Interface dataset entries:
+++

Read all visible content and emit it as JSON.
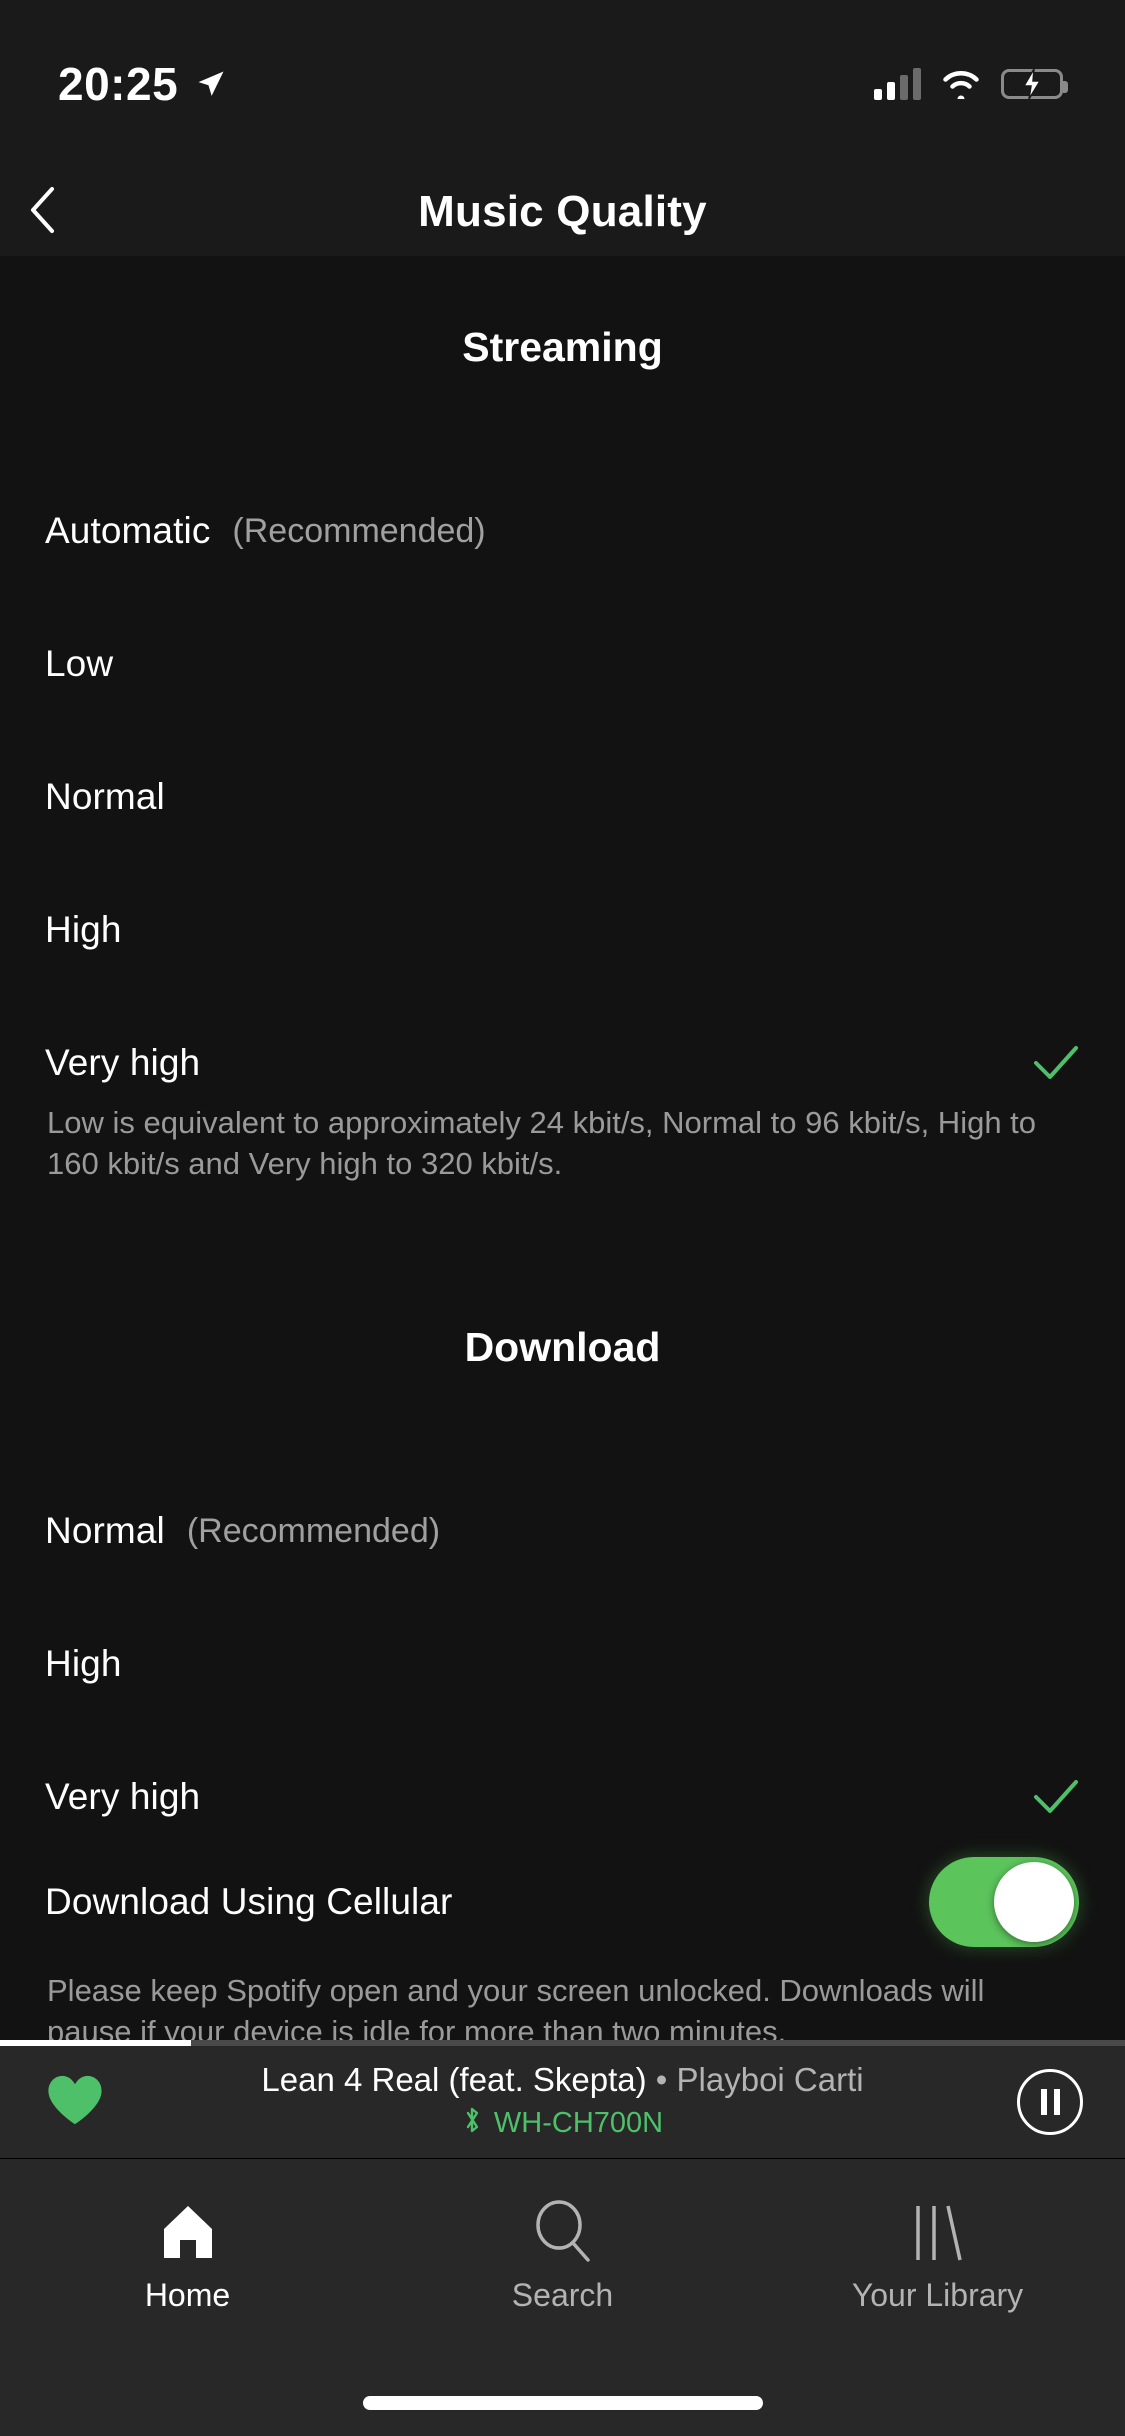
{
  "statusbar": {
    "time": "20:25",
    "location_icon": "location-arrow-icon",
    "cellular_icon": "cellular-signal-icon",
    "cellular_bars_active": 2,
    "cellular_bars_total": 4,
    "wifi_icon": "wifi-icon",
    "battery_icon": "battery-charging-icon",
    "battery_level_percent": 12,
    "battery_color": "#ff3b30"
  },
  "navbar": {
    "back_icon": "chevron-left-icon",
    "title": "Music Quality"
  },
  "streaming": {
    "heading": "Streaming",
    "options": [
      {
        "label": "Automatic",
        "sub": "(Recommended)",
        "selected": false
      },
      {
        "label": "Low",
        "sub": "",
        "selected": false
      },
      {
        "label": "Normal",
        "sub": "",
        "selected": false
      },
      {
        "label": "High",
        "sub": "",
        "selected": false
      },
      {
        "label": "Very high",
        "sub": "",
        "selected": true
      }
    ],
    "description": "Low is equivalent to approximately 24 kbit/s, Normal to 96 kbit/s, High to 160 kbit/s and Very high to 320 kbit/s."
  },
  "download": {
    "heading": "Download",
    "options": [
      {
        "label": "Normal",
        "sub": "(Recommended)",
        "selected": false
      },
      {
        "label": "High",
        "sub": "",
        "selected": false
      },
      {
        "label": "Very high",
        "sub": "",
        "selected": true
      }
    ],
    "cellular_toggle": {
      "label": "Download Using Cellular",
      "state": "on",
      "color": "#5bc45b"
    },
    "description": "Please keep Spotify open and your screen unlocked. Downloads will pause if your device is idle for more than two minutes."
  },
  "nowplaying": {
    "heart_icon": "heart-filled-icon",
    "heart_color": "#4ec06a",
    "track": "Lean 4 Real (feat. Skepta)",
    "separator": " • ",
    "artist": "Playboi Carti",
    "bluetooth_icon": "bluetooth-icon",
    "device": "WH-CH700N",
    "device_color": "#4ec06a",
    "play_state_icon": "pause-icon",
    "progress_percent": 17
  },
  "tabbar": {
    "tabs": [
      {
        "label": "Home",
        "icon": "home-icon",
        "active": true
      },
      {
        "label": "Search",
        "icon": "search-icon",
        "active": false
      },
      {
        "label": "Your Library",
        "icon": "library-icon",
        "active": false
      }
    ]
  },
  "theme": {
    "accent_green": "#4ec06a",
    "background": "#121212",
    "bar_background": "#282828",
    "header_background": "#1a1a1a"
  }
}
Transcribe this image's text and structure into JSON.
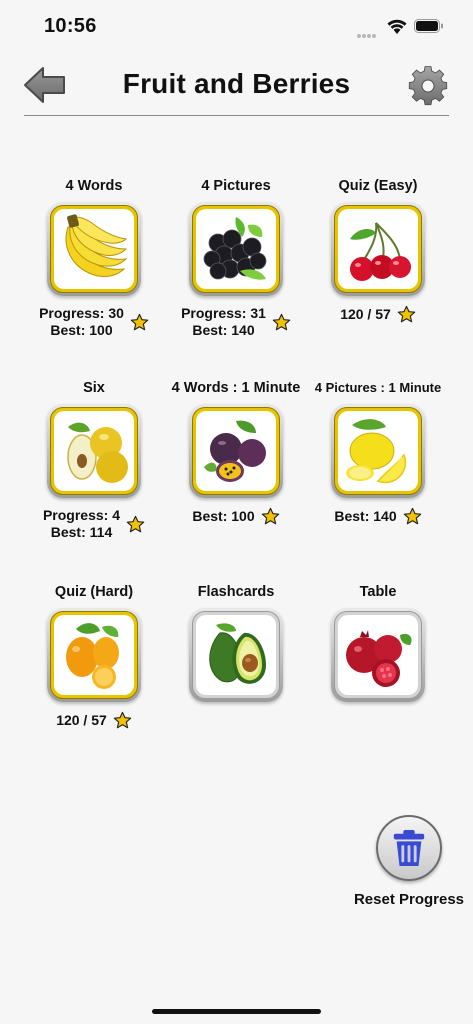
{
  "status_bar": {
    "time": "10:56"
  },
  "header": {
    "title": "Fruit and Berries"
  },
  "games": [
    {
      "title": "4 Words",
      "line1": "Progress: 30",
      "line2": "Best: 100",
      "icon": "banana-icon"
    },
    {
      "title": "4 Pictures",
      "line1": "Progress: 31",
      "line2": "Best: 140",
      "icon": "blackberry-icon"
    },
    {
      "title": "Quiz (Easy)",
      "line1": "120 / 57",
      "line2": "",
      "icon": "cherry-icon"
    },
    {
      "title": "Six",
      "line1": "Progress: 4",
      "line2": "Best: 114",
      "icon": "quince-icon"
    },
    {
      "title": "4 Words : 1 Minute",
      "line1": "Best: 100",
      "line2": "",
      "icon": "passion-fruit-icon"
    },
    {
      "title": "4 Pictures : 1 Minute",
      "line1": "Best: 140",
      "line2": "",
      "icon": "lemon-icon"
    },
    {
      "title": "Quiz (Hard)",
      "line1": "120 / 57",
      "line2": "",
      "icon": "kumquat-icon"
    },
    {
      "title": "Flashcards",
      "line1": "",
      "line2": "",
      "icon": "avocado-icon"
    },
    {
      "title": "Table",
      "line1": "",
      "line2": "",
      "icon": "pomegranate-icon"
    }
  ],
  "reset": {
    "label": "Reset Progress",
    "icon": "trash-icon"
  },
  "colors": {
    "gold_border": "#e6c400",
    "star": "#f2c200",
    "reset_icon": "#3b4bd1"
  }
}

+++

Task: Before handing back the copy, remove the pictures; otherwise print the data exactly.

Response to the task:
Read all visible content and emit it as JSON.
{
  "statusbar": {
    "time": "20:25",
    "location_icon": "location-arrow-icon",
    "cellular_icon": "cellular-signal-icon",
    "cellular_bars_active": 2,
    "cellular_bars_total": 4,
    "wifi_icon": "wifi-icon",
    "battery_icon": "battery-charging-icon",
    "battery_level_percent": 12,
    "battery_color": "#ff3b30"
  },
  "navbar": {
    "back_icon": "chevron-left-icon",
    "title": "Music Quality"
  },
  "streaming": {
    "heading": "Streaming",
    "options": [
      {
        "label": "Automatic",
        "sub": "(Recommended)",
        "selected": false
      },
      {
        "label": "Low",
        "sub": "",
        "selected": false
      },
      {
        "label": "Normal",
        "sub": "",
        "selected": false
      },
      {
        "label": "High",
        "sub": "",
        "selected": false
      },
      {
        "label": "Very high",
        "sub": "",
        "selected": true
      }
    ],
    "description": "Low is equivalent to approximately 24 kbit/s, Normal to 96 kbit/s, High to 160 kbit/s and Very high to 320 kbit/s."
  },
  "download": {
    "heading": "Download",
    "options": [
      {
        "label": "Normal",
        "sub": "(Recommended)",
        "selected": false
      },
      {
        "label": "High",
        "sub": "",
        "selected": false
      },
      {
        "label": "Very high",
        "sub": "",
        "selected": true
      }
    ],
    "cellular_toggle": {
      "label": "Download Using Cellular",
      "state": "on",
      "color": "#5bc45b"
    },
    "description": "Please keep Spotify open and your screen unlocked. Downloads will pause if your device is idle for more than two minutes."
  },
  "nowplaying": {
    "heart_icon": "heart-filled-icon",
    "heart_color": "#4ec06a",
    "track": "Lean 4 Real (feat. Skepta)",
    "separator": " • ",
    "artist": "Playboi Carti",
    "bluetooth_icon": "bluetooth-icon",
    "device": "WH-CH700N",
    "device_color": "#4ec06a",
    "play_state_icon": "pause-icon",
    "progress_percent": 17
  },
  "tabbar": {
    "tabs": [
      {
        "label": "Home",
        "icon": "home-icon",
        "active": true
      },
      {
        "label": "Search",
        "icon": "search-icon",
        "active": false
      },
      {
        "label": "Your Library",
        "icon": "library-icon",
        "active": false
      }
    ]
  },
  "theme": {
    "accent_green": "#4ec06a",
    "background": "#121212",
    "bar_background": "#282828",
    "header_background": "#1a1a1a"
  }
}
Transcribe this image's text and structure into JSON.
{
  "status_bar": {
    "time": "10:56"
  },
  "header": {
    "title": "Fruit and Berries"
  },
  "games": [
    {
      "title": "4 Words",
      "line1": "Progress: 30",
      "line2": "Best: 100",
      "icon": "banana-icon"
    },
    {
      "title": "4 Pictures",
      "line1": "Progress: 31",
      "line2": "Best: 140",
      "icon": "blackberry-icon"
    },
    {
      "title": "Quiz (Easy)",
      "line1": "120 / 57",
      "line2": "",
      "icon": "cherry-icon"
    },
    {
      "title": "Six",
      "line1": "Progress: 4",
      "line2": "Best: 114",
      "icon": "quince-icon"
    },
    {
      "title": "4 Words : 1 Minute",
      "line1": "Best: 100",
      "line2": "",
      "icon": "passion-fruit-icon"
    },
    {
      "title": "4 Pictures : 1 Minute",
      "line1": "Best: 140",
      "line2": "",
      "icon": "lemon-icon"
    },
    {
      "title": "Quiz (Hard)",
      "line1": "120 / 57",
      "line2": "",
      "icon": "kumquat-icon"
    },
    {
      "title": "Flashcards",
      "line1": "",
      "line2": "",
      "icon": "avocado-icon"
    },
    {
      "title": "Table",
      "line1": "",
      "line2": "",
      "icon": "pomegranate-icon"
    }
  ],
  "reset": {
    "label": "Reset Progress",
    "icon": "trash-icon"
  },
  "colors": {
    "gold_border": "#e6c400",
    "star": "#f2c200",
    "reset_icon": "#3b4bd1"
  }
}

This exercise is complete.